BAN ON TWITTER
The interviewing was winding to an end. As a parting shot, I asked Dr. Cole his views on Nigeria’s Twitter ban and his mood changed, bursting into a sermon on today’s Nigeria.
“What concerns me is that in Nigeria we have freedom of speech,” he begins. “Any attempt by any government to restrict the freedom of speech is detrimental to democracy. Democracy provides a field for the competition of ideas. If Buhari has better ideas than Twitter, he should say it. Truth is never less of a truth because others are denying it. No matter where Buhari runs, Twitter is going to chase him. There is technology today to go around Twitter. They will send it to your phone. So if you want to continue, you will get Twitter but you will get a different version. It will be based from South Africa. But you will get it every day.
“Look, Twitter is not Nigeria’s problem. Farmers are today endangered in the hands of herders who are carrying AK-47 and shooting and burning people. That is a problem. The problem we have in Nigeria is some kind of military-style terrorist organisations who will go to a school, take your children and ask for ransom and you do not do anything about that. And what you are doing is to ban Twitter.
“My advice is that he should withdraw this ban or suspension of Twitter. There are other things more important to do. In fact, it is a losing battle. I just told you how to go round it. It is a technological thing. You cannot stop the flow of information. The only countries that have been able to stop the flow of information to that area are North Korea and China. Do you want to be like North Korea? You can’t. Well, China, yes. But then, you can’t compete with China. China has muscle, they have one-quarter of the world, so they can stop the news. They have enough internal news within themselves to keep going. But Nigeria? Come on! You don’t even make pencils. You don’t make biro. Everything you have in Nigeria you import. And you want to close Nigeria. How? The border you tried to close is a stupid thing. How can you close the border? First of all, Customs. Your argument is that the border is porous. Now, who are the people you have put in the Customs to make this border porous? Is it my brother? Is it your brother? So if the border is porous, you will try and seal it. Make sure that the Customs people there are working right. But if you enable those people by imposing more and more corrupt and inefficient officers at the border, then obviously it will continue to be porous. Whether you close it for two years or more, whenever you open it, the rubbish will continue. In a country that is enamoured to importing, instead of growing rice, we import it, all the things we can do, we prefer to import. Simple things like zipper, pencil, all types of things which in any other country you will see that the people are able to fix them. To plaster a wall, so that it is done right, we have to bring people from Cotonou.

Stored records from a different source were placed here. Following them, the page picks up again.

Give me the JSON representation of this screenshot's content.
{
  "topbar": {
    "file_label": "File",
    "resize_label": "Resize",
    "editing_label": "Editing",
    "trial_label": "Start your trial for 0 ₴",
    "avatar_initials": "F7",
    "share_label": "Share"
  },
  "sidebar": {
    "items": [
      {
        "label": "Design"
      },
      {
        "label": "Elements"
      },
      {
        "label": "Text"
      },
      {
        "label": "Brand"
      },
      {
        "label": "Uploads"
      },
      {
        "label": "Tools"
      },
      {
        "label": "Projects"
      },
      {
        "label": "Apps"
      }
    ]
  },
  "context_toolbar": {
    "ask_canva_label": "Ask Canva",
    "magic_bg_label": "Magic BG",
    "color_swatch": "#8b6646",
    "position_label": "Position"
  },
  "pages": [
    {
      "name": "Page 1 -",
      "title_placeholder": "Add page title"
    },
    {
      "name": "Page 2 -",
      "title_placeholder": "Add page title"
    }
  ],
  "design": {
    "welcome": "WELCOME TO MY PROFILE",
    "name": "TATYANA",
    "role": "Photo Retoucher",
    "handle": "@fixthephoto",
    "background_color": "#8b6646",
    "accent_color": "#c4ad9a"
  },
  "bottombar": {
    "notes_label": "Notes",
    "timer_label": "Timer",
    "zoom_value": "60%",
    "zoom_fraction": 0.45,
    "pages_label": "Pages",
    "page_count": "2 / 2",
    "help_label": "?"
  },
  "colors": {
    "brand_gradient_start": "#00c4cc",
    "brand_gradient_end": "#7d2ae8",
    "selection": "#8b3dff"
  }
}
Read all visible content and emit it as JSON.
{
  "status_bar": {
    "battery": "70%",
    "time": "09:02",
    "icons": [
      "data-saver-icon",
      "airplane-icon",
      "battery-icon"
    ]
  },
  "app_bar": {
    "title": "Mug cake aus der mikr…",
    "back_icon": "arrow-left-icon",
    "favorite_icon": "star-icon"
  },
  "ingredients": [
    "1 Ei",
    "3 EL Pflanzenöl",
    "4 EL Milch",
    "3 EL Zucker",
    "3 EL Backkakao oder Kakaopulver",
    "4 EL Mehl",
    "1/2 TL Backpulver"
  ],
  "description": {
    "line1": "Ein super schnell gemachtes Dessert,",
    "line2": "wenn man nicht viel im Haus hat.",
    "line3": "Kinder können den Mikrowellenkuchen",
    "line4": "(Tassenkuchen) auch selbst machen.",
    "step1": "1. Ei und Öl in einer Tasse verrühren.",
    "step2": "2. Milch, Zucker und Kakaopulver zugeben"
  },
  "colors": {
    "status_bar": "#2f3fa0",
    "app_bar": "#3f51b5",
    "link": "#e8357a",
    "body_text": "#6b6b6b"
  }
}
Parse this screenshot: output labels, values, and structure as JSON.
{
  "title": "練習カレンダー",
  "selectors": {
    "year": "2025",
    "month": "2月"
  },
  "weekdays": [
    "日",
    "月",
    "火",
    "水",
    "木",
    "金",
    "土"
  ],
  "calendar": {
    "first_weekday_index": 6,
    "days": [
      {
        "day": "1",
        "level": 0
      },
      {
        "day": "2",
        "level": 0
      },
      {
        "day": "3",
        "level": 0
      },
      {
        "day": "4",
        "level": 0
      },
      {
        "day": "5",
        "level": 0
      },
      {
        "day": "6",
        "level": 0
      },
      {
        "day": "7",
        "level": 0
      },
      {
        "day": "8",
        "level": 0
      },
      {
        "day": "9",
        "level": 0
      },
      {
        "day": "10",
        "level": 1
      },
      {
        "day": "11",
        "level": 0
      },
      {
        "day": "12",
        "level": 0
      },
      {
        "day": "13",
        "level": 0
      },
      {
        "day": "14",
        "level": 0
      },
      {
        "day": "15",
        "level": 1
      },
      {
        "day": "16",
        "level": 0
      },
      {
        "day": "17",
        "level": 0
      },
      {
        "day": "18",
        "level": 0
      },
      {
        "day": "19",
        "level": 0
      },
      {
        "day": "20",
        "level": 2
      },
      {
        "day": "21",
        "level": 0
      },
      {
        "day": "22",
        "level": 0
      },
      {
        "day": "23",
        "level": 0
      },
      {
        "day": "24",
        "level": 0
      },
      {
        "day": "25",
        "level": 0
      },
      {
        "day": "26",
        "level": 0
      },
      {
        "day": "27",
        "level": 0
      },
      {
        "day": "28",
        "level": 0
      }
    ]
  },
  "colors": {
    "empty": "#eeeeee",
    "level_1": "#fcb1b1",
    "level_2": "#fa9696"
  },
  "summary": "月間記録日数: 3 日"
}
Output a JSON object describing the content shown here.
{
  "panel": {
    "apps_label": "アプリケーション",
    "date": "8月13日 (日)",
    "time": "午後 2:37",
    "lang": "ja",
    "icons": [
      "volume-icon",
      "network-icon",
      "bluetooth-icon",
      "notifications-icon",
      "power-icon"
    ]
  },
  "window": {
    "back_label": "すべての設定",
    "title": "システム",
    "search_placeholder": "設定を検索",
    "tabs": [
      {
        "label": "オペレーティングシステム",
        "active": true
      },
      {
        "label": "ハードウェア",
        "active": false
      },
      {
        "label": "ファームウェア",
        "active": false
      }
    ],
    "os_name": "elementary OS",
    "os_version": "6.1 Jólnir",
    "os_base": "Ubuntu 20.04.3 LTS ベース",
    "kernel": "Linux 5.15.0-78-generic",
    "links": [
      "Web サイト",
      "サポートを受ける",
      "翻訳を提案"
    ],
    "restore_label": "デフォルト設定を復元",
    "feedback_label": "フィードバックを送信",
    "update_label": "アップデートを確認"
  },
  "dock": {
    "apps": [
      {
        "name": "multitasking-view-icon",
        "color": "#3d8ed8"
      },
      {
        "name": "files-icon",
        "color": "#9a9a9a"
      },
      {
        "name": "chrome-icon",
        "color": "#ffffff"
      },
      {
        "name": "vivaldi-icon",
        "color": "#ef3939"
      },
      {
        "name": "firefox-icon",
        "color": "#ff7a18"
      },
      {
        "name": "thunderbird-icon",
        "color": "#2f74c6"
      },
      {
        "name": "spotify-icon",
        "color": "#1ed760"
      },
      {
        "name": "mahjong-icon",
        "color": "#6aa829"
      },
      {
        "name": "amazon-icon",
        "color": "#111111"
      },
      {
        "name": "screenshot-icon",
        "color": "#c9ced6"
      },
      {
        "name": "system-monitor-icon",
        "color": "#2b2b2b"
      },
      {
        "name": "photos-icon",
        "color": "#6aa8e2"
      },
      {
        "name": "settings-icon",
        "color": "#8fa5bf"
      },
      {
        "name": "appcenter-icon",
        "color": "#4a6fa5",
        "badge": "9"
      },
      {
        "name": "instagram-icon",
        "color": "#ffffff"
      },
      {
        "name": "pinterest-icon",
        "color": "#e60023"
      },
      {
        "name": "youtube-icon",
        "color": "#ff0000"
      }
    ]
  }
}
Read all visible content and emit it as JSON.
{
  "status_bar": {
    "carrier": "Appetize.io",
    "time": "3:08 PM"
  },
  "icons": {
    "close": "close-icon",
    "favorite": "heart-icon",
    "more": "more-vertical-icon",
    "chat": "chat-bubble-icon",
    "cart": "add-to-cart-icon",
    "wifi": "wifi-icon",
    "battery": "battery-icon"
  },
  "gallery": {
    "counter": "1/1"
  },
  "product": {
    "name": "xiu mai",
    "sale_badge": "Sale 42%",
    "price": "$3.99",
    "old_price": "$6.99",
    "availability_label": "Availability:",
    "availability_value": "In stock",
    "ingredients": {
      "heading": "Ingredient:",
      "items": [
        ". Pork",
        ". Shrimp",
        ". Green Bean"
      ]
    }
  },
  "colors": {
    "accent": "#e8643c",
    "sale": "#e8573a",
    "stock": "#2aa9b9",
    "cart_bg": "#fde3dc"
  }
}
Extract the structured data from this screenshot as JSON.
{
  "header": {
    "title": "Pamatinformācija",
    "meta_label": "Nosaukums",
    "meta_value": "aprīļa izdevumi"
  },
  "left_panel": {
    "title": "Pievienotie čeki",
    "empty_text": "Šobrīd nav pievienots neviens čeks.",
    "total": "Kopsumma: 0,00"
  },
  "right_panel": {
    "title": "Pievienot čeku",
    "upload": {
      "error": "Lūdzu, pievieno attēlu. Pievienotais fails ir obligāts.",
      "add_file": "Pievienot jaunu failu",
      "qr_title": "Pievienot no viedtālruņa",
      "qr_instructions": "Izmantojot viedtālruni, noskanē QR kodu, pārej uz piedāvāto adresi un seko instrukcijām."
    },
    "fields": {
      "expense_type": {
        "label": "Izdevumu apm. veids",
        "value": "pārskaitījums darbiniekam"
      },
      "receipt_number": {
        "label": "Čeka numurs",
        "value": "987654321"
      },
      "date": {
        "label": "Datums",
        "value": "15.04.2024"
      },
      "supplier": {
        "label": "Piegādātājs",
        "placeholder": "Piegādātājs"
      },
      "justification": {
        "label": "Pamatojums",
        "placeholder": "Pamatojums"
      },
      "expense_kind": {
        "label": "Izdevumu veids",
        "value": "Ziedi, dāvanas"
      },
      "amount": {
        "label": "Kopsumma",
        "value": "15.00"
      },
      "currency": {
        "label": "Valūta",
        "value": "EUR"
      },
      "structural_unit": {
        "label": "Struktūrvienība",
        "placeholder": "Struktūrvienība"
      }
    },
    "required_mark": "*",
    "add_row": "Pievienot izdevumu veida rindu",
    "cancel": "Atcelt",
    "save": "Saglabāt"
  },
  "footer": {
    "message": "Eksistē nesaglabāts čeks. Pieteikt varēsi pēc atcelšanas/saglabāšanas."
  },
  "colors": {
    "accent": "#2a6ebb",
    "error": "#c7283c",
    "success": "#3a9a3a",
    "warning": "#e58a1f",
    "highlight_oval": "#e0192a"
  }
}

“What Buhari wrote (on Twitter) is more or less saying that you Easterners, you didn’t die enough. So we will kill more of you. More or less what he was saying. That if you are not careful, that you are too young to know the gravity of what happened. My point is that if you have a problem with Easterners wanting Biafra, why don’t you sit down on the table and talk to them? You have Easterners, you have Igbo people in your executive council. Why don’t you sit down with them and ask: ‘What’s all this?’”